    Reply
    • Sarah Lorraine

      Juana’s actual story is so sad and tragic, and this movie was one of those times where I was practically yelling at the screen “HER ACTUAL LIFE STORY IS WAY MORE INTERESTING”.

      SIGH.

      I’ll never understand why screenwriters feel that sticking to history makes for a boring/unsexy film. But that’s why they make a shit-ton of money and I just sit here writing irate blog entries about historical accuracy. :P

      Reply
  2. Charity

    If you read the biography about Juana and Katharine of Aragon as siblings (Sister Queens? That might be the title) you will be forever pissed off at the raw deal Juana got. She was basically manipulated by all the men in her life to keep them in power, and her out of it. So sad.

    I saw this film ages ago. I don’t remember most of it, though the costumes were pretty.

    Reply
  3. Clara

    The only thing I fondly remember of this were the costumes tbqh. (The director also got some spiffy costume designs for Tirant Lo Blanc, which I only recommend for that)
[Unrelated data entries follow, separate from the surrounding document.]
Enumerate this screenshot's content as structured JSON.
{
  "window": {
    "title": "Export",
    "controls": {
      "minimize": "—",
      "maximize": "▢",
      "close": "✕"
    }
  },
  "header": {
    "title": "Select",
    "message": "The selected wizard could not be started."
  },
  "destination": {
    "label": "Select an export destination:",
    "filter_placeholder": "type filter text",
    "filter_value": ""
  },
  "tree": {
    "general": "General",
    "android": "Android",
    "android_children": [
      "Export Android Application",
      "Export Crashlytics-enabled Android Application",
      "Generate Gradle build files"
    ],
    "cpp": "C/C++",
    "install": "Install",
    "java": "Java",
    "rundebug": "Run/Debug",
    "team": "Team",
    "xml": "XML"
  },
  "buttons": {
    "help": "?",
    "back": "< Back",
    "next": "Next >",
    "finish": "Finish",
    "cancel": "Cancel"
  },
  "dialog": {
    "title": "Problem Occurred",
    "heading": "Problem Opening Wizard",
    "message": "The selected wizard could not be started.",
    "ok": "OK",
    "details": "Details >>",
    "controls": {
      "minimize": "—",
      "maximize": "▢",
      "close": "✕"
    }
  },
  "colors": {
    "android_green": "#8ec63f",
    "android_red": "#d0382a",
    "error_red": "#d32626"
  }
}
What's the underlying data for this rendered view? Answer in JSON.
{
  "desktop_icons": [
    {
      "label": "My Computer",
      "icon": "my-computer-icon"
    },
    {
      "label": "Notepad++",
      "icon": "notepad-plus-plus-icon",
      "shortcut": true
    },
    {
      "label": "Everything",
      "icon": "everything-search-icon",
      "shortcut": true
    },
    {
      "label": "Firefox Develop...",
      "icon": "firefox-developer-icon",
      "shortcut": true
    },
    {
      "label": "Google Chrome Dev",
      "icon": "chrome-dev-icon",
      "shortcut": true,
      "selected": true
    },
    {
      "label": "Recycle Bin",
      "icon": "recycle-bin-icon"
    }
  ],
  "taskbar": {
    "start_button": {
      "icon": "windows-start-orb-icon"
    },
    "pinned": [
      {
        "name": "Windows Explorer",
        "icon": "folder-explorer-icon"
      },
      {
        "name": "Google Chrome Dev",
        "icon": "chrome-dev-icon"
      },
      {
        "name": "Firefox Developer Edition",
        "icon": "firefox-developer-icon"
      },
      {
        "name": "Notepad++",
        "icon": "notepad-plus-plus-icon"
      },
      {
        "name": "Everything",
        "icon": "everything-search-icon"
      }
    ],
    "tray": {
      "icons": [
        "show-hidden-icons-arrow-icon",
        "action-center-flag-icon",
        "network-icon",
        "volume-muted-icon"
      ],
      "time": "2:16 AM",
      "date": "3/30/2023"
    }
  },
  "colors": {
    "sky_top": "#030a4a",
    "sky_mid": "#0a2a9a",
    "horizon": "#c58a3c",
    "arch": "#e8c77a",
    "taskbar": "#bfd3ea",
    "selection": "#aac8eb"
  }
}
    If you can, check “La Conjura de El Escorial” aka “The Conspiracy”, one of the finest works by Javier Artiñano (and the best portrayal of Philip II of Spain) or “El rey pasmado” which IMHO suffers from a bit of aging but most of the costumes are splendid (and the story is really funny tbqh)

    Reply
    • Sarah Lorraine

      Thanks for the recommendations! I’ll have to check those two films out.

      On the whole, the costumes were not bad. Not great, but not bad. All over the map historically speaking, but at least they stuck to the first half of the 16th century, which is better than most historical films of this period.

      Reply
  4. Melissa

    Somewhere, somehow, I actually obtained a DVD copy of this film……really…..can’t remember where, but it’s upstairs on the shelf……..

    Reply

Feel the love